Source material
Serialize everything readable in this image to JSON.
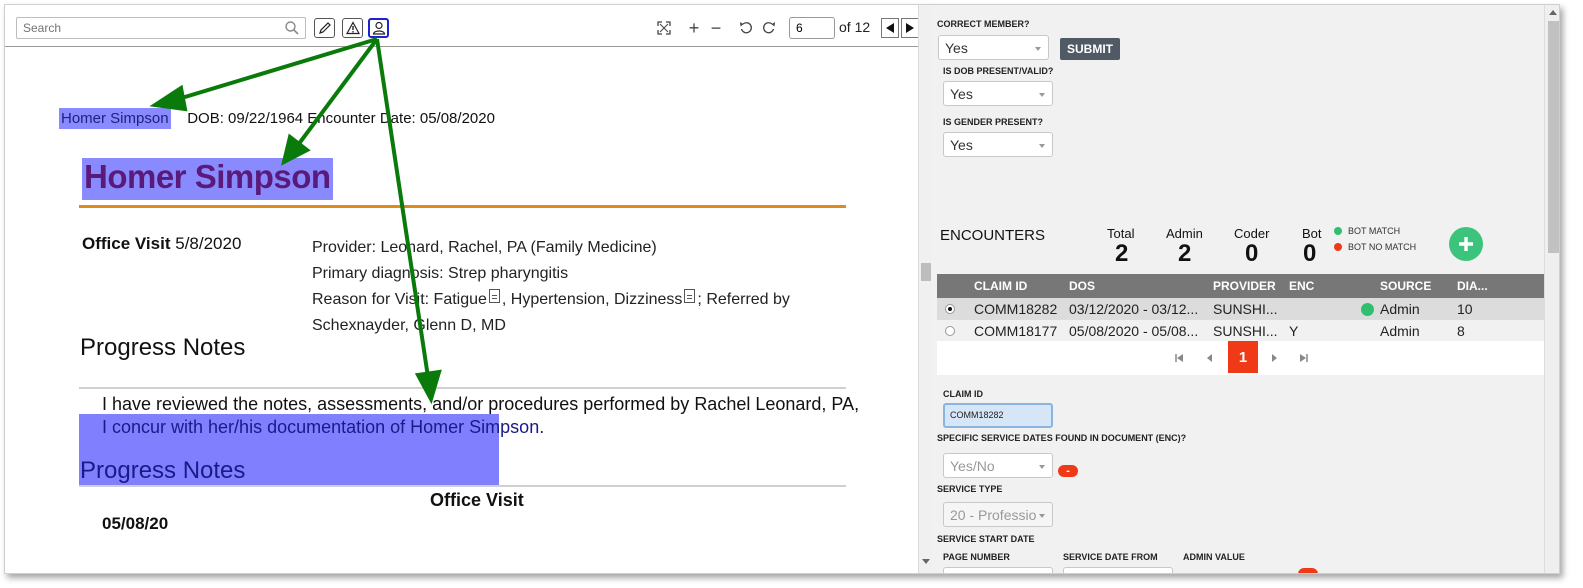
{
  "toolbar": {
    "search_placeholder": "Search",
    "page_value": "6",
    "of_label": "of 12"
  },
  "document": {
    "header_name": "Homer Simpson",
    "header_rest": "DOB: 09/22/1964 Encounter Date: 05/08/2020",
    "big_name": "Homer Simpson",
    "office_visit_label": "Office Visit",
    "office_visit_date": "5/8/2020",
    "provider_line": "Provider: Leonard, Rachel, PA (Family Medicine)",
    "diagnosis_line": "Primary diagnosis: Strep pharyngitis",
    "reason_prefix": "Reason for Visit: Fatigue",
    "reason_middle": ", Hypertension, Dizziness",
    "reason_suffix": "; Referred by",
    "referred_name": "Schexnayder, Glenn D, MD",
    "progress_notes_1": "Progress Notes",
    "review_line": "I have reviewed the notes, assessments, and/or procedures performed by Rachel Leonard, PA,",
    "concur_line": "I concur with her/his documentation of Homer Simpson.",
    "progress_notes_2": "Progress Notes",
    "office_visit_2": "Office Visit",
    "date_2": "05/08/20"
  },
  "panel": {
    "correct_member_label": "CORRECT MEMBER?",
    "correct_member_value": "Yes",
    "submit_label": "SUBMIT",
    "dob_label": "IS DOB PRESENT/VALID?",
    "dob_value": "Yes",
    "gender_label": "IS GENDER PRESENT?",
    "gender_value": "Yes",
    "encounters_title": "ENCOUNTERS",
    "stats": {
      "total_label": "Total",
      "total_value": "2",
      "admin_label": "Admin",
      "admin_value": "2",
      "coder_label": "Coder",
      "coder_value": "0",
      "bot_label": "Bot",
      "bot_value": "0"
    },
    "legend_match": "BOT MATCH",
    "legend_no_match": "BOT NO MATCH",
    "grid": {
      "headers": [
        "CLAIM ID",
        "DOS",
        "PROVIDER",
        "ENC",
        "SOURCE",
        "DIA..."
      ],
      "rows": [
        {
          "claim": "COMM18282",
          "dos": "03/12/2020 - 03/12...",
          "provider": "SUNSHI...",
          "enc": "",
          "source": "Admin",
          "dia": "10",
          "selected": true
        },
        {
          "claim": "COMM18177",
          "dos": "05/08/2020 - 05/08...",
          "provider": "SUNSHI...",
          "enc": "Y",
          "source": "Admin",
          "dia": "8",
          "selected": false
        }
      ],
      "current_page": "1"
    },
    "claim_id_label": "CLAIM ID",
    "claim_id_value": "COMM18282",
    "service_dates_label": "SPECIFIC SERVICE DATES FOUND IN DOCUMENT (ENC)?",
    "service_dates_placeholder": "Yes/No",
    "remove_label": "-",
    "service_type_label": "SERVICE TYPE",
    "service_type_value": "20 - Professio",
    "service_start_label": "SERVICE START DATE",
    "page_number_label": "PAGE NUMBER",
    "service_from_label": "SERVICE DATE FROM",
    "admin_value_label": "ADMIN VALUE"
  },
  "colors": {
    "highlight": "#8a8aff",
    "annotation_arrow": "#0a7a0a",
    "bot_match": "#2fbf6f",
    "bot_no_match": "#f03a17",
    "accent_red": "#f03a17",
    "add_button": "#3cc47c"
  }
}
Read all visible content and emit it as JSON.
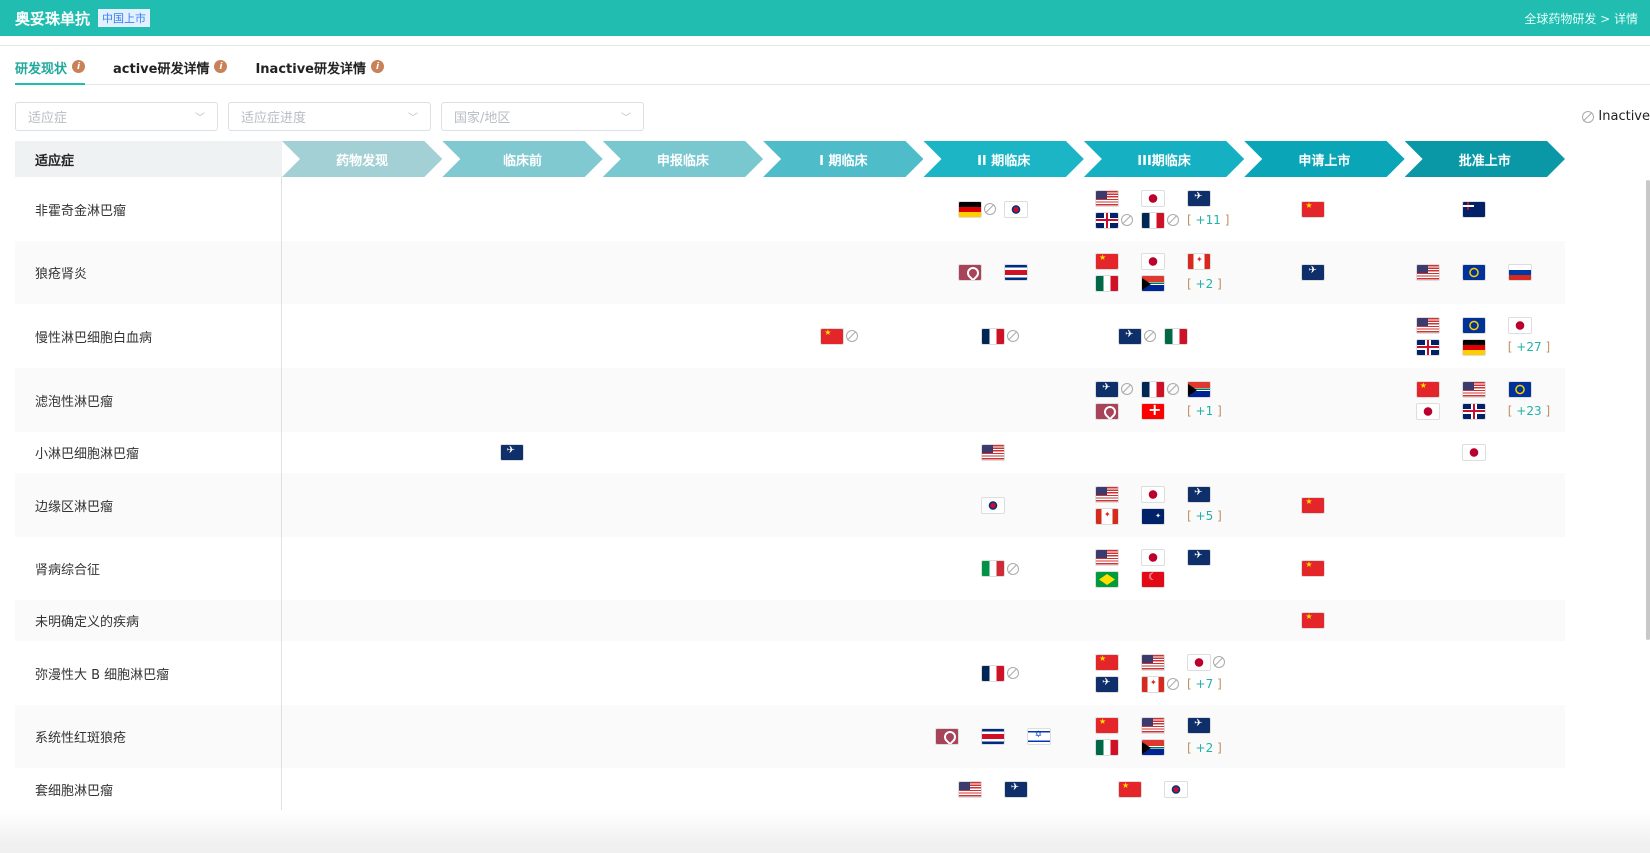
{
  "header": {
    "title": "奥妥珠单抗",
    "badge": "中国上市",
    "breadcrumb": "全球药物研发 > 详情"
  },
  "tabs": [
    {
      "label": "研发现状"
    },
    {
      "label": "active研发详情"
    },
    {
      "label": "Inactive研发详情"
    }
  ],
  "filters": [
    {
      "placeholder": "适应症"
    },
    {
      "placeholder": "适应症进度"
    },
    {
      "placeholder": "国家/地区"
    }
  ],
  "legend": {
    "inactive_label": "Inactive"
  },
  "table": {
    "indication_header": "适应症",
    "stages": [
      {
        "label": "药物发现",
        "color": "#a3d0d4"
      },
      {
        "label": "临床前",
        "color": "#80c9d0"
      },
      {
        "label": "申报临床",
        "color": "#79c7cf"
      },
      {
        "label": "I 期临床",
        "color": "#4fbcc9"
      },
      {
        "label": "II 期临床",
        "color": "#1cb5c6"
      },
      {
        "label": "III期临床",
        "color": "#15b0c2"
      },
      {
        "label": "申请上市",
        "color": "#0aa5b7"
      },
      {
        "label": "批准上市",
        "color": "#0a98a6"
      }
    ],
    "rows": [
      {
        "indication": "非霍奇金淋巴瘤",
        "h": 64,
        "cells": {
          "4": [
            {
              "f": "de",
              "x": 1
            },
            {
              "f": "kr"
            }
          ],
          "5": [
            {
              "f": "us"
            },
            {
              "f": "jp"
            },
            {
              "f": "ema"
            },
            {
              "f": "gb",
              "x": 1
            },
            {
              "f": "fr",
              "x": 1
            },
            {
              "more": "+11"
            }
          ],
          "6": [
            {
              "f": "cn"
            }
          ],
          "7": [
            {
              "f": "nz"
            }
          ]
        }
      },
      {
        "indication": "狼疮肾炎",
        "h": 63,
        "cells": {
          "4": [
            {
              "f": "pin"
            },
            {
              "f": "cr"
            }
          ],
          "5": [
            {
              "f": "cn"
            },
            {
              "f": "jp"
            },
            {
              "f": "ca"
            },
            {
              "f": "mx"
            },
            {
              "f": "za"
            },
            {
              "more": "+2"
            }
          ],
          "6": [
            {
              "f": "ema"
            }
          ],
          "7": [
            {
              "f": "us"
            },
            {
              "f": "eu"
            },
            {
              "f": "ru"
            }
          ]
        }
      },
      {
        "indication": "慢性淋巴细胞白血病",
        "h": 64,
        "cells": {
          "3": [
            {
              "f": "cn",
              "x": 1
            }
          ],
          "4": [
            {
              "f": "fr",
              "x": 1
            }
          ],
          "5": [
            {
              "f": "ema",
              "x": 1
            },
            {
              "f": "mx"
            }
          ],
          "7": [
            {
              "f": "us"
            },
            {
              "f": "eu"
            },
            {
              "f": "jp"
            },
            {
              "f": "gb"
            },
            {
              "f": "de"
            },
            {
              "more": "+27"
            }
          ]
        }
      },
      {
        "indication": "滤泡性淋巴瘤",
        "h": 64,
        "cells": {
          "5": [
            {
              "f": "ema",
              "x": 1
            },
            {
              "f": "fr",
              "x": 1
            },
            {
              "f": "za"
            },
            {
              "f": "pin"
            },
            {
              "f": "ch"
            },
            {
              "more": "+1"
            }
          ],
          "7": [
            {
              "f": "cn"
            },
            {
              "f": "us"
            },
            {
              "f": "eu"
            },
            {
              "f": "jp"
            },
            {
              "f": "gb"
            },
            {
              "more": "+23"
            }
          ]
        }
      },
      {
        "indication": "小淋巴细胞淋巴瘤",
        "h": 41,
        "cells": {
          "1": [
            {
              "f": "ema"
            }
          ],
          "4": [
            {
              "f": "us"
            }
          ],
          "7": [
            {
              "f": "jp"
            }
          ]
        }
      },
      {
        "indication": "边缘区淋巴瘤",
        "h": 64,
        "cells": {
          "4": [
            {
              "f": "kr"
            }
          ],
          "5": [
            {
              "f": "us"
            },
            {
              "f": "jp"
            },
            {
              "f": "ema"
            },
            {
              "f": "ca"
            },
            {
              "f": "au"
            },
            {
              "more": "+5"
            }
          ],
          "6": [
            {
              "f": "cn"
            }
          ]
        }
      },
      {
        "indication": "肾病综合征",
        "h": 63,
        "cells": {
          "4": [
            {
              "f": "it",
              "x": 1
            }
          ],
          "5": [
            {
              "f": "us"
            },
            {
              "f": "jp"
            },
            {
              "f": "ema"
            },
            {
              "f": "br"
            },
            {
              "f": "tr"
            }
          ],
          "6": [
            {
              "f": "cn"
            }
          ]
        }
      },
      {
        "indication": "未明确定义的疾病",
        "h": 41,
        "cells": {
          "6": [
            {
              "f": "cn"
            }
          ]
        }
      },
      {
        "indication": "弥漫性大 B 细胞淋巴瘤",
        "h": 64,
        "cells": {
          "4": [
            {
              "f": "fr",
              "x": 1
            }
          ],
          "5": [
            {
              "f": "cn"
            },
            {
              "f": "us"
            },
            {
              "f": "jp",
              "x": 1
            },
            {
              "f": "ema"
            },
            {
              "f": "ca",
              "x": 1
            },
            {
              "more": "+7"
            }
          ]
        }
      },
      {
        "indication": "系统性红斑狼疮",
        "h": 63,
        "cells": {
          "4": [
            {
              "f": "pin"
            },
            {
              "f": "cr"
            },
            {
              "f": "il"
            }
          ],
          "5": [
            {
              "f": "cn"
            },
            {
              "f": "us"
            },
            {
              "f": "ema"
            },
            {
              "f": "mx"
            },
            {
              "f": "za"
            },
            {
              "more": "+2"
            }
          ]
        }
      },
      {
        "indication": "套细胞淋巴瘤",
        "h": 42,
        "cells": {
          "4": [
            {
              "f": "us"
            },
            {
              "f": "ema"
            }
          ],
          "5": [
            {
              "f": "cn"
            },
            {
              "f": "kr"
            }
          ]
        }
      }
    ]
  }
}
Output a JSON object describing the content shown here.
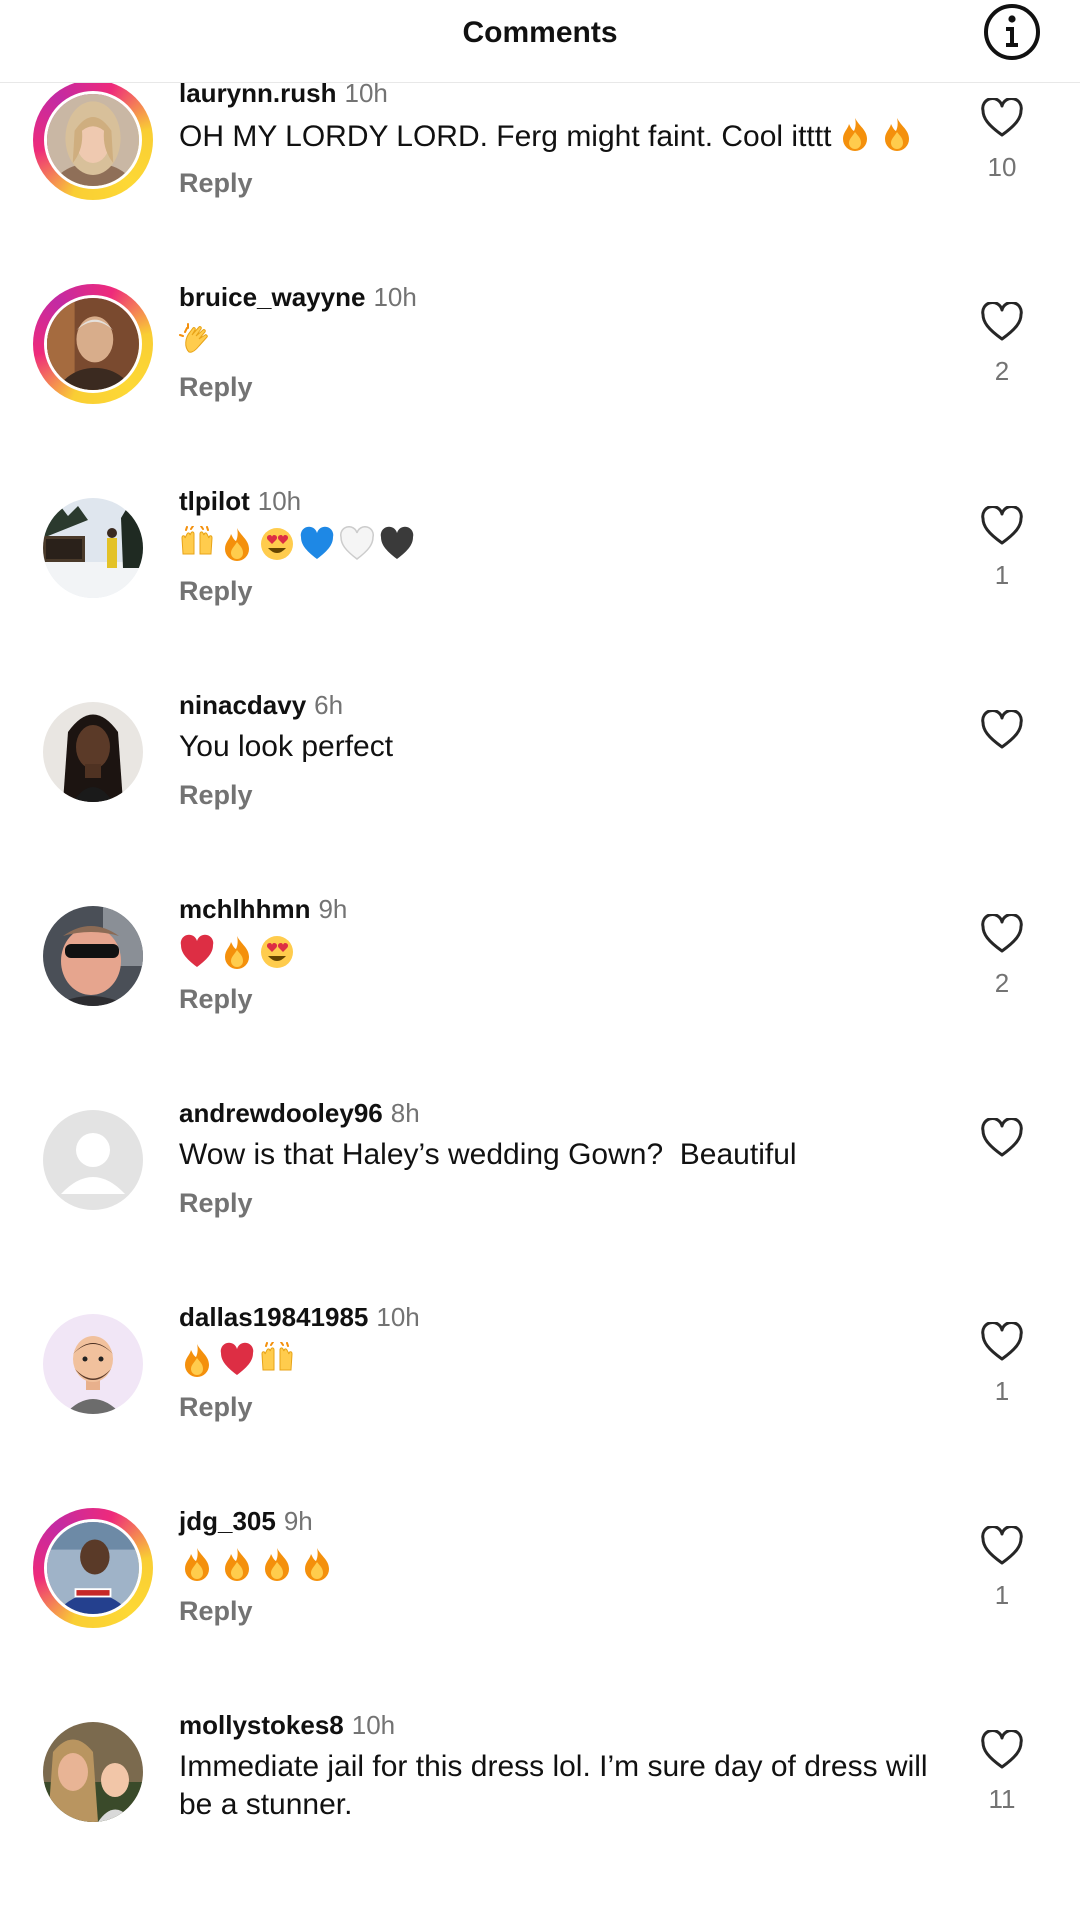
{
  "header": {
    "title": "Comments",
    "info_icon": "info-icon"
  },
  "comments": [
    {
      "username": "laurynn.rush",
      "time": "10h",
      "text": "OH MY LORDY LORD. Ferg might faint. Cool itttt",
      "emojis": [
        "fire",
        "fire"
      ],
      "reply": "Reply",
      "likes": "10",
      "story_ring": true
    },
    {
      "username": "bruice_wayyne",
      "time": "10h",
      "text": "",
      "emojis": [
        "clapping-hands"
      ],
      "reply": "Reply",
      "likes": "2",
      "story_ring": true
    },
    {
      "username": "tlpilot",
      "time": "10h",
      "text": "",
      "emojis": [
        "raising-hands",
        "fire",
        "heart-eyes",
        "blue-heart",
        "white-heart",
        "black-heart"
      ],
      "reply": "Reply",
      "likes": "1",
      "story_ring": false
    },
    {
      "username": "ninacdavy",
      "time": "6h",
      "text": "You look perfect",
      "emojis": [],
      "reply": "Reply",
      "likes": "",
      "story_ring": false
    },
    {
      "username": "mchlhhmn",
      "time": "9h",
      "text": "",
      "emojis": [
        "red-heart",
        "fire",
        "heart-eyes"
      ],
      "reply": "Reply",
      "likes": "2",
      "story_ring": false
    },
    {
      "username": "andrewdooley96",
      "time": "8h",
      "text": "Wow is that Haley’s wedding Gown?  Beautiful",
      "emojis": [],
      "reply": "Reply",
      "likes": "",
      "story_ring": false
    },
    {
      "username": "dallas19841985",
      "time": "10h",
      "text": "",
      "emojis": [
        "fire",
        "red-heart",
        "raising-hands"
      ],
      "reply": "Reply",
      "likes": "1",
      "story_ring": false
    },
    {
      "username": "jdg_305",
      "time": "9h",
      "text": "",
      "emojis": [
        "fire",
        "fire",
        "fire",
        "fire"
      ],
      "reply": "Reply",
      "likes": "1",
      "story_ring": true
    },
    {
      "username": "mollystokes8",
      "time": "10h",
      "text": "Immediate jail for this dress lol. I’m sure day of dress will be a stunner.",
      "emojis": [],
      "reply": "",
      "likes": "11",
      "story_ring": false
    }
  ],
  "colors": {
    "text": "#111111",
    "secondary": "#737373",
    "story_ring_start": "#f9ce34",
    "story_ring_end": "#ee2a7b"
  }
}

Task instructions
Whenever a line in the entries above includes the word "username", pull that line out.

Result below
      "username": "laurynn.rush",
      "username": "bruice_wayyne",
      "username": "tlpilot",
      "username": "ninacdavy",
      "username": "mchlhhmn",
      "username": "andrewdooley96",
      "username": "dallas19841985",
      "username": "jdg_305",
      "username": "mollystokes8",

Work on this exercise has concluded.